nice area to live in” and that it freed her from years spent
sharecropping. The destruction of East Lake, meanwhile, hardly
represented an ideal outcome for most families: Residents voted
overwhelmingly to demolish the project and build a new one, but in
the end the new community only had room for 100 of the project’s
400 original families, with most apartments given to middle-class
families. Those who did not return found that many private
landlords in Atlanta would not accept tenants who had lived in
public housing.

East Lake Meadows’s argument that public housing’s failure
was not inevitable comes at an important time for housing policy in
the United States. As the housing crisis worsens in many parts of
the country, calls are growing for the federal government to step
in rather than leave the issue to states and cities. Instead of
subsidizing private apartments, some Democratic politicians have
suggested the government could return to building its own housing,
offering guaranteed shelter to the poorest Americans. Presidential
candidates Bernie Sanders and Elizabeth Warren, for instance,
advocated repealing the
Faircloth Amendment
, which prohibits new public housing
construction, and Sanders’s housing plan calls for building
millions of new units of social housing; Rep. Ilhan Omar,
meanwhile, has introduced a bill that would create more than 8
million new units of public housing.

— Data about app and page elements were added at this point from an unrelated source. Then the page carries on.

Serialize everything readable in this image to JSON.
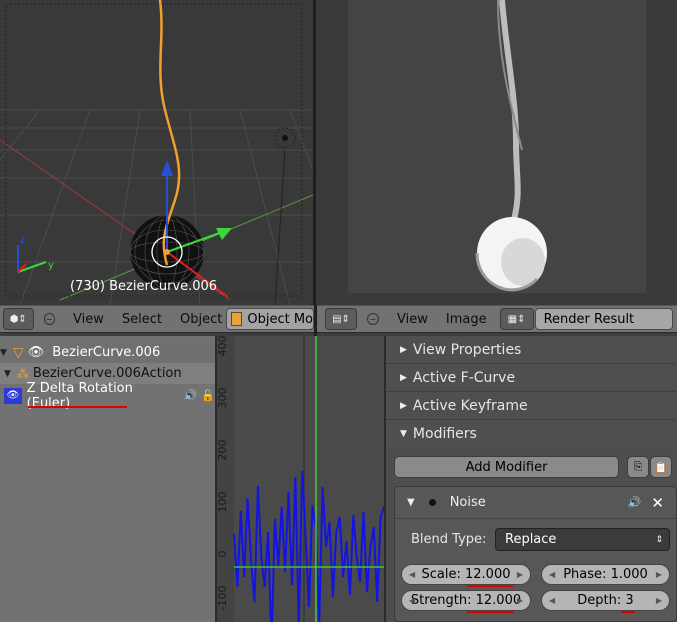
{
  "viewport3d": {
    "object_info": "(730) BezierCurve.006"
  },
  "header_left": {
    "menus": [
      "View",
      "Select",
      "Object"
    ],
    "mode_label": "Object Mo"
  },
  "header_right": {
    "menus": [
      "View",
      "Image"
    ],
    "image_name": "Render Result"
  },
  "outliner": {
    "items": [
      {
        "label": "BezierCurve.006"
      },
      {
        "label": "BezierCurve.006Action"
      },
      {
        "label": "Z Delta Rotation (Euler)"
      }
    ]
  },
  "graph": {
    "y_ticks": [
      "400",
      "300",
      "200",
      "100",
      "0",
      "-100"
    ],
    "noise_curve": [
      0.33,
      -0.2,
      0.56,
      -0.1,
      0.69,
      0.08,
      -0.35,
      0.81,
      0.1,
      -0.2,
      0.35,
      -0.8,
      0.48,
      0.0,
      0.6,
      -0.05,
      0.75,
      -0.18,
      0.9,
      -0.6,
      0.96,
      0.3,
      -0.4,
      0.62,
      0.4,
      -0.55,
      0.8,
      0.2,
      0.45,
      -0.3,
      0.35,
      0.5,
      -0.1,
      0.26,
      -0.28,
      0.52,
      0.1,
      -0.15,
      0.55,
      -0.25,
      0.2,
      0.4,
      -0.35,
      0.5,
      0.6
    ]
  },
  "properties": {
    "panels": [
      "View Properties",
      "Active F-Curve",
      "Active Keyframe",
      "Modifiers"
    ],
    "add_modifier": "Add Modifier",
    "modifier": {
      "name": "Noise",
      "blend_type_label": "Blend Type:",
      "blend_type_value": "Replace",
      "scale_label": "Scale:",
      "scale_value": "12.000",
      "phase_label": "Phase:",
      "phase_value": "1.000",
      "strength_label": "Strength:",
      "strength_value": "12.000",
      "depth_label": "Depth:",
      "depth_value": "3"
    }
  },
  "colors": {
    "curve_selected": "#f0a030",
    "fcurve": "#1010e0",
    "current_frame": "#44dd33",
    "annotation": "#e00000"
  }
}
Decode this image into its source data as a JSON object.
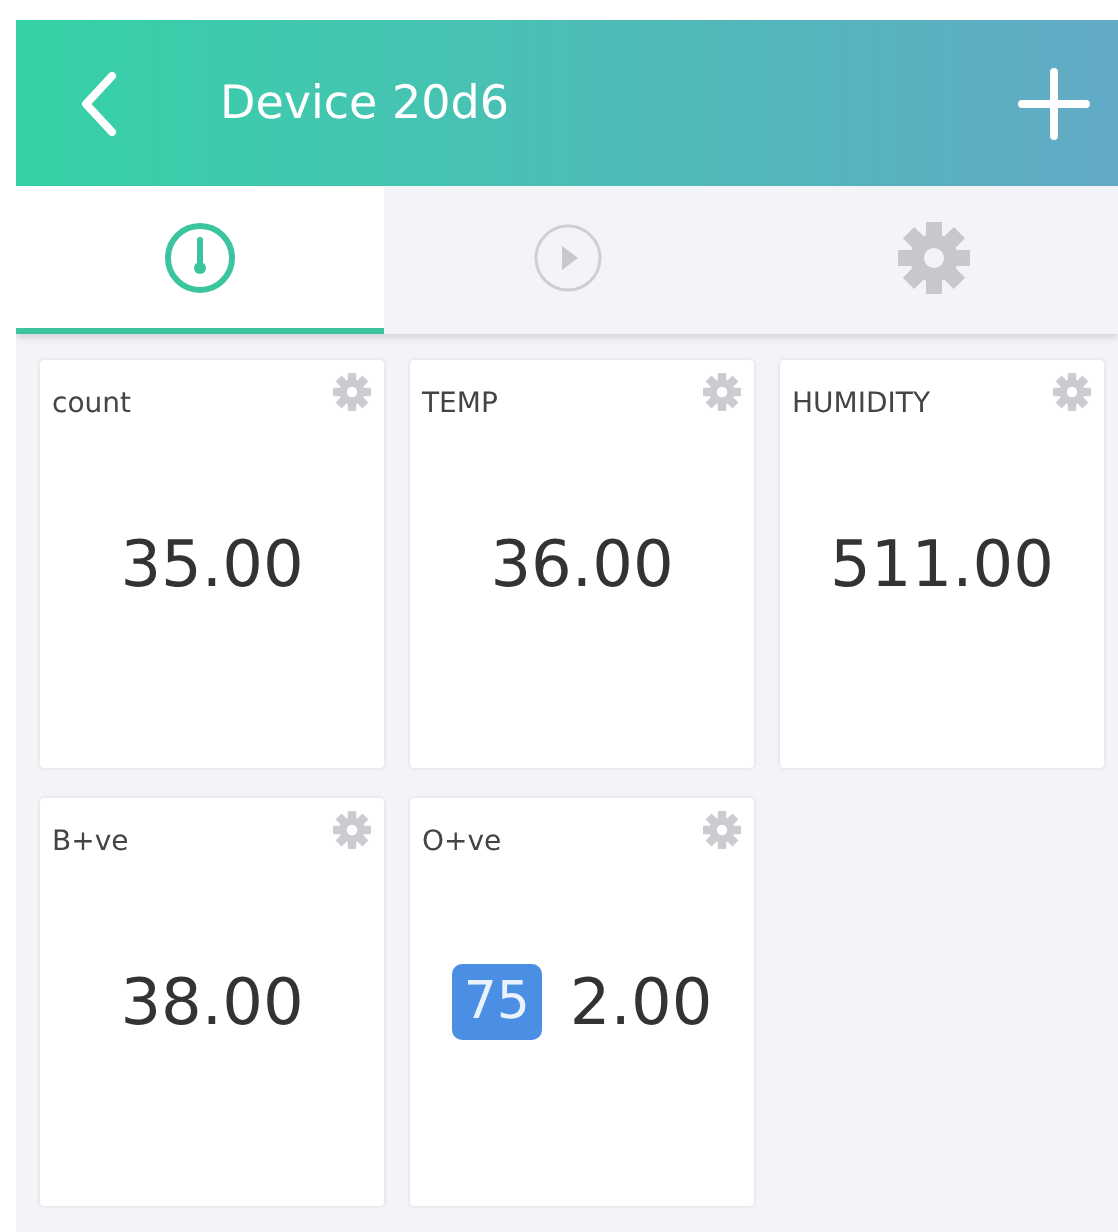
{
  "header": {
    "title": "Device 20d6"
  },
  "tabs": [
    {
      "kind": "gauge",
      "selected": true
    },
    {
      "kind": "play",
      "selected": false
    },
    {
      "kind": "settings",
      "selected": false
    }
  ],
  "widgets": [
    {
      "label": "count",
      "value": "35.00"
    },
    {
      "label": "TEMP",
      "value": "36.00"
    },
    {
      "label": "HUMIDITY",
      "value": "511.00"
    },
    {
      "label": "B+ve",
      "value": "38.00"
    },
    {
      "label": "O+ve",
      "value": "2.00",
      "badge": "75"
    }
  ]
}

A woman and young boy stand outside of an one-story brick apartment building.Rosetta
Heath A woman outside of her East Lake Meadows apartment. Early
1980s.

Even if the next Democratic administration doesn’t build any
new public housing, maintaining the nation’s remaining projects
will be challenging enough. Congress refuses to address a $100
billion backlog in capital repairs at public housing developments
across the country, and cities are turning to a new
quasi-privatization program to secure badly needed maintenance
funds. These decisions too are the result of longstanding stigma
against government-owned housing, the same stigma that helped bring
the projects down in the first place.

The trend toward humanistic documentaries like East Lake
Meadows, though, may help show that the projects need not have
been, in the words of one newscaster, “eyesores for those who
live near them and nightmares for those who live in them.”
Despite the dilapidated apartments and the rampant violence, East
Lake was home for the people who lived there. With more investment,
better management, and a kinder government, perhaps the community
never would have become “Little Vietnam.”

At the end of the documentary, Burns and McMahon show us East
Lake’s annual reunion barbecue, where former residents gather in
a nearby park to reconnect and remember life in the project. Just
before the ending credits roll, one former resident reflects on his
time in the development.

“It was a good thing and it was a bad thing,” he says.
“This was where we learned everything we know about everything.
This was our home.”

Source: FS – All – Architecture 10
A new documentary shows how opinions on public housing are changing